Currently, according to the latest free K-Lytics report, the best selling categories, in order, are: Romance; Mystery, Thriller, & Suspense; Science Fiction & Fantasy; Children’s eBooks.
The four categories of the 30 analyzed on the report with the least sales are: Engineering & Transportation; Computers & Technology; Travel; Law.
You can get detailed information break-downs on income potential for many categories and subcategories from the K-Lytics Special Reports (not free–note that I will earn a small commission if you purchase one of these reports) or their more detailed monthly reports. I’ve been relying on these reports for years.

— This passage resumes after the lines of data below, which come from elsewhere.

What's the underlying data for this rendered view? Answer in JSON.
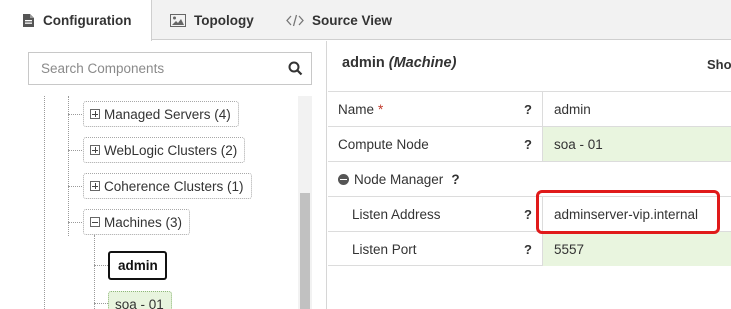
{
  "tabs": [
    {
      "label": "Configuration",
      "icon": "document-icon",
      "active": true
    },
    {
      "label": "Topology",
      "icon": "image-icon",
      "active": false
    },
    {
      "label": "Source View",
      "icon": "code-icon",
      "active": false
    }
  ],
  "search": {
    "placeholder": "Search Components",
    "icon": "search-icon"
  },
  "tree": {
    "items": [
      {
        "label": "Managed Servers (4)",
        "toggle": "plus"
      },
      {
        "label": "WebLogic Clusters (2)",
        "toggle": "plus"
      },
      {
        "label": "Coherence Clusters (1)",
        "toggle": "plus"
      },
      {
        "label": "Machines (3)",
        "toggle": "minus"
      },
      {
        "label": "admin",
        "selected": true
      },
      {
        "label": "soa - 01"
      }
    ]
  },
  "detail": {
    "title_name": "admin",
    "title_type": "(Machine)",
    "show_label": "Sho",
    "help_symbol": "?",
    "required_marker": "*",
    "rows": [
      {
        "label": "Name",
        "value": "admin"
      },
      {
        "label": "Compute Node",
        "value": "soa - 01"
      },
      {
        "label": "Node Manager"
      },
      {
        "label": "Listen Address",
        "value": "adminserver-vip.internal"
      },
      {
        "label": "Listen Port",
        "value": "5557"
      }
    ]
  },
  "colors": {
    "highlight": "#e01a1a",
    "value_green": "#e9f5df",
    "required": "#c0392b"
  }
}
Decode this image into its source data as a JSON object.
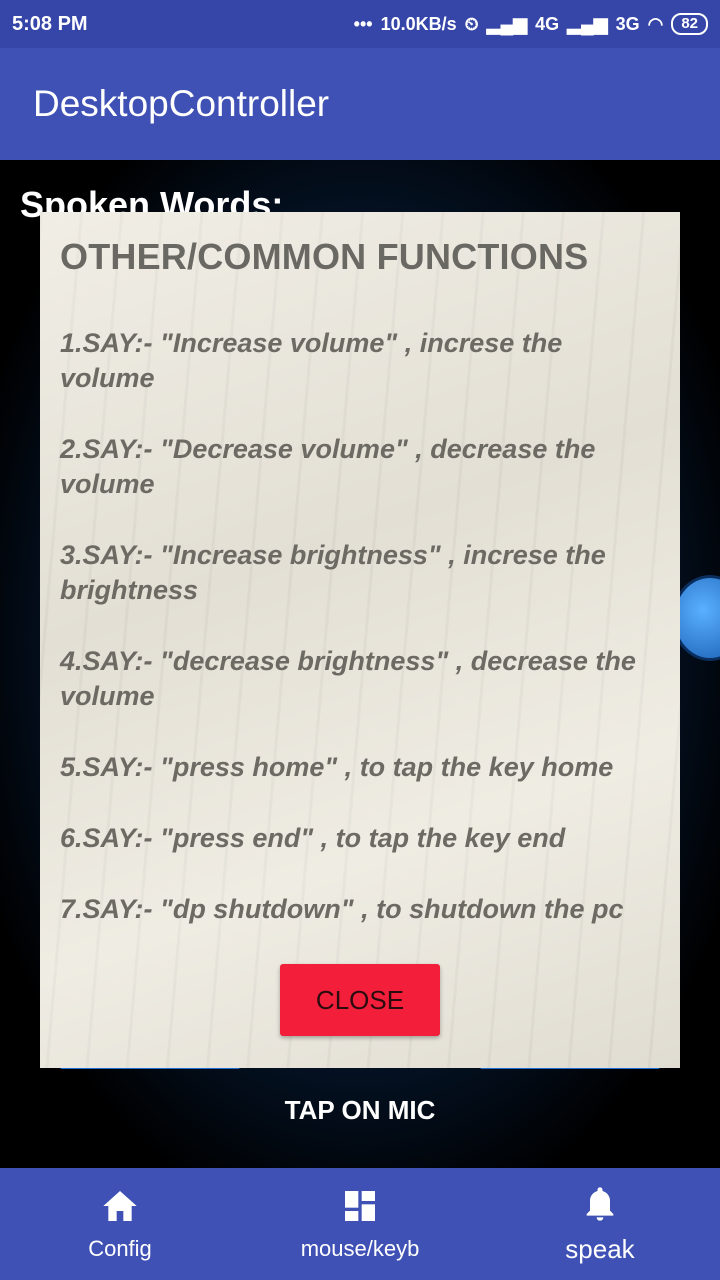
{
  "status_bar": {
    "time": "5:08 PM",
    "dots": "•••",
    "network_speed": "10.0KB/s",
    "signal_1": "4G",
    "signal_2": "3G",
    "battery": "82"
  },
  "app_bar": {
    "title": "DesktopController"
  },
  "background": {
    "spoken_words_label": "Spoken Words:",
    "tap_label": "TAP ON MIC"
  },
  "dialog": {
    "title": "OTHER/COMMON FUNCTIONS",
    "items": [
      "1.SAY:- \"Increase volume\" , increse the volume",
      "2.SAY:- \"Decrease volume\" , decrease the volume",
      "3.SAY:- \"Increase brightness\" , increse the brightness",
      "4.SAY:- \"decrease brightness\" , decrease the volume",
      "5.SAY:- \"press home\" , to tap the key home",
      "6.SAY:- \"press end\" , to tap the key end",
      "7.SAY:- \"dp shutdown\" , to shutdown the pc"
    ],
    "close_label": "CLOSE"
  },
  "bottom_nav": {
    "items": [
      {
        "label": "Config",
        "icon": "home-icon"
      },
      {
        "label": "mouse/keyb",
        "icon": "dashboard-icon"
      },
      {
        "label": "speak",
        "icon": "bell-icon"
      }
    ]
  },
  "colors": {
    "primary": "#3f51b5",
    "status_bar": "#3646a8",
    "close_button": "#f31f3a",
    "dialog_bg": "#ece8dd",
    "dialog_text": "#6d6a64"
  }
}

Or, you can purchase Publisher Rocket (I will also earn a small commission here if you purchase) for a one-time fee. It’s an amazing resource that gives you income for thousands of different keywords on Amazon, as well as the categories. I use it monthly to check what keywords are doing the best for my books, to make sure I catch all the trends.
One thing is sure when it comes to income from ebooks, which is that they must look professional to make it to the top. With over 6 million Amazon Kindle ebooks, there’s a lot of competition out there.
You can give your book a better chance for success and income by learning the ins and outs of publishing. If your public library offers Gale courses, they may pay your registration for you in Publish and Sell Your Ebooks. Just check their catalog. Or, your local college may offer Publish and Sell Your Ebooks. Either way, I’ll be in class to answer all your questions and guide you through the publishing process.